#### Your goal
Could you return every line of the material that contains the word "Domicile"?

#### Extracted information
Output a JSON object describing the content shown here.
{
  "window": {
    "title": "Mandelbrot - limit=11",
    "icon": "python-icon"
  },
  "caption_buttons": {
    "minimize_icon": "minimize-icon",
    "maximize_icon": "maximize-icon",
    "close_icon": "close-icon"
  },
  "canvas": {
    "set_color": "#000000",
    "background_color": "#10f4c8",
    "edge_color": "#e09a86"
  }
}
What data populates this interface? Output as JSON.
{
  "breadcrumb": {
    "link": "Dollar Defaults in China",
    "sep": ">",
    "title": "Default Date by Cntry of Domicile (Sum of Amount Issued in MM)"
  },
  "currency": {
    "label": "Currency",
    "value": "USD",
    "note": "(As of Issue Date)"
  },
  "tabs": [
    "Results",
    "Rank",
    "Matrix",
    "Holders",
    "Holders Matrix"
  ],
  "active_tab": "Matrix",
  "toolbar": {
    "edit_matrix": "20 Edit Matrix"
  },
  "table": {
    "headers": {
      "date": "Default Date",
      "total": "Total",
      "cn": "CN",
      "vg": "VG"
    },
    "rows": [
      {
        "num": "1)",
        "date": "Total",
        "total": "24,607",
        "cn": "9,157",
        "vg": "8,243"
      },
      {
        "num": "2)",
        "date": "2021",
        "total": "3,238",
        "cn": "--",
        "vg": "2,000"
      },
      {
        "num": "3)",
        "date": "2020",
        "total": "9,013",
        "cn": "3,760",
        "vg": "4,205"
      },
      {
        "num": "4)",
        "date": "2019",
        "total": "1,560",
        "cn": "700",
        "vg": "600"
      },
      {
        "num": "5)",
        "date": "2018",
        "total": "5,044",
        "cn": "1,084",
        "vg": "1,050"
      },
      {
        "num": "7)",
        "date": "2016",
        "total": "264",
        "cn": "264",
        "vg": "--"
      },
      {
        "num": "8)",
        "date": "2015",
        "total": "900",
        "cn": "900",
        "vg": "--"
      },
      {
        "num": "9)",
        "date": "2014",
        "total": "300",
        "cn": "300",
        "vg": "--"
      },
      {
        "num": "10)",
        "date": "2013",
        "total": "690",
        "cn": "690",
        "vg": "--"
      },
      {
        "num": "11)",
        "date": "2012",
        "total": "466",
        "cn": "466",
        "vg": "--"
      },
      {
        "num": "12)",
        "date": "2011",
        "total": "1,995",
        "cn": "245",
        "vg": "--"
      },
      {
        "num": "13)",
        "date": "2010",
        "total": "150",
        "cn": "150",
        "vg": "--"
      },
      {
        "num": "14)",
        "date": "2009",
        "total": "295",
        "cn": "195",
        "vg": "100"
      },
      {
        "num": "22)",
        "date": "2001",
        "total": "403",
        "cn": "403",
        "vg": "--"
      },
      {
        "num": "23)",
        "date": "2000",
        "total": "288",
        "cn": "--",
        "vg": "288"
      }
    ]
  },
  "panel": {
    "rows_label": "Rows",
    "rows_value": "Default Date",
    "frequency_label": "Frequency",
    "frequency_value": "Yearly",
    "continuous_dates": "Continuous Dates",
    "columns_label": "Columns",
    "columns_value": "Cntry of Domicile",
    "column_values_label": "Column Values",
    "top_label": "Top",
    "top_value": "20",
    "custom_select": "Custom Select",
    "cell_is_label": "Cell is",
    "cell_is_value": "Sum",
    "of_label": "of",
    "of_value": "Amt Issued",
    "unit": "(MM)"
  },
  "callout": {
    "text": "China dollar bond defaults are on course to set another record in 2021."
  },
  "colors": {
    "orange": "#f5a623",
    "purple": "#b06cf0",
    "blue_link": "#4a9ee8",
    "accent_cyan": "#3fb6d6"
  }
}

#### Exercise solution
    "title": "Default Date by Cntry of Domicile (Sum of Amount Issued in MM)"
    "columns_value": "Cntry of Domicile",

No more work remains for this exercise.